There are quite a number of posts out there on Second Life and politics and a really nice write up called Avatar Politics by Nancy Scola who worked with former Virginia Governor Mark Warner. For you Second Lifers it is nothing earth shattering and talks a lot about opinions on political advertising in Second Life; it does provide a nice primer for political marketing folks. My only issue with using Second Life for political advertising is that you need umm, people to communicate with.
Yes. People who sometimes translate into voters. You remember them right? Well, according to Second Life, right now as I write this there are a total 2,673,317 residents (accounts), 855,063 who logged in at least once in the past 60 days, and 20,507 online right now. There were over 122 million votes cast in the 2004 election and President Bush won it 62 million to 59 million. Can you see the problem math majors? Not enough volume, plus those Second Life numbers are worldwide and not US specific.
Second Life can not bridge real world via virtual meetings. Would you rather shake a candidate's hand in real life or have a screen shot next to their Avatar? How about a speech - in person or via a conference call? To me that is the difference between seeing Bruce Springsteen live in the pit or listening to scratchy bootlegs that a friend burned for you on a dirty disc. You know why Second Life avatars are easier to approach? Because they are NOT REAL PEOPLE.
Now, if you think this post is meant to put down Second Life or Nancy's white paper, it is not. I'm just trying to put it into perspective for 2007/2008. There are many things you can use Second Life for, but until the masses join in, it is just a playground for the young, techie audience. Don't believe me, try asking people outside of this demographic if they a) have heard of Second Life b) if they even visited their website. Then let me know what you think because these people will be voting in 1-2 years.

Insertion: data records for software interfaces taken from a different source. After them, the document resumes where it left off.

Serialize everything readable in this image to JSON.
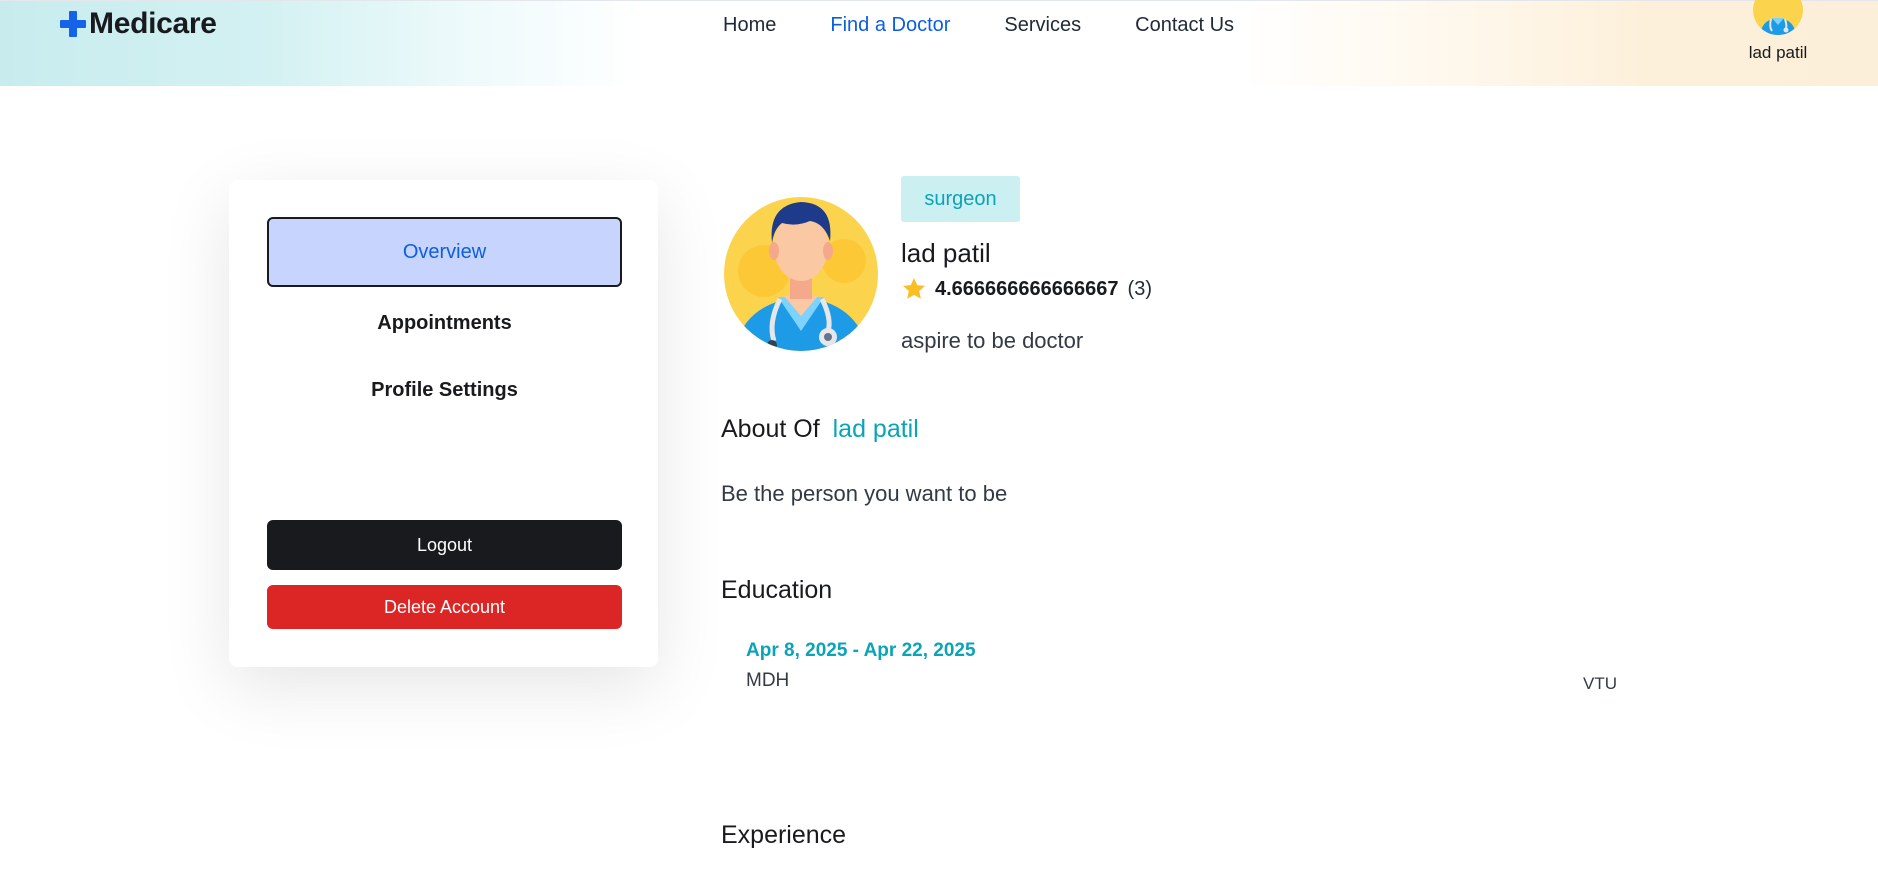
{
  "header": {
    "logo_text": "Medicare",
    "nav": [
      {
        "label": "Home"
      },
      {
        "label": "Find a Doctor",
        "active": true
      },
      {
        "label": "Services"
      },
      {
        "label": "Contact Us"
      }
    ],
    "user_name": "lad patil"
  },
  "sidebar": {
    "overview": "Overview",
    "appointments": "Appointments",
    "profile_settings": "Profile Settings",
    "logout": "Logout",
    "delete_account": "Delete Account"
  },
  "profile": {
    "specialization": "surgeon",
    "name": "lad patil",
    "rating": "4.666666666666667",
    "rating_count": "(3)",
    "bio": "aspire to be doctor"
  },
  "about": {
    "title_prefix": "About Of",
    "name": "lad patil",
    "text": "Be the person you want to be"
  },
  "education": {
    "title": "Education",
    "entries": [
      {
        "dates": "Apr 8, 2025 - Apr 22, 2025",
        "degree": "MDH",
        "university": "VTU"
      }
    ]
  },
  "experience": {
    "title": "Experience"
  },
  "colors": {
    "brand_blue": "#1463e8",
    "nav_active": "#0b5fe0",
    "accent_teal": "#0aa4b8",
    "badge_bg": "#cceff2",
    "overview_bg": "#c7d4fe",
    "logout_bg": "#181a1e",
    "delete_bg": "#dc2626",
    "star": "#fbbf24"
  },
  "icons": {
    "logo": "plus-cross-icon",
    "rating": "star-icon",
    "doctor_avatar": "doctor-avatar-icon"
  }
}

2008 will be won using online advertising and micro-targeting strategies. Campaigns will get a lot more out of streaming commercials, pre-roll video, and targeted buys online then they will with Second Life. The masses are moving that way now for news and information and continued adoption of broadband will only fuel that fire. For now, Second Life in the political world should be something to experiment with if you can squeeze out some time. While your competitors spend a lot of time wandering around looking for voters waiting for their screen to rez, you'll be busy winning an election because you pushed 10% of your offline advertising budget online.
BTW - sorry about the infrequent posts. I've been in DC for meetings with Connell Donatelli, but will be back home tomorrow.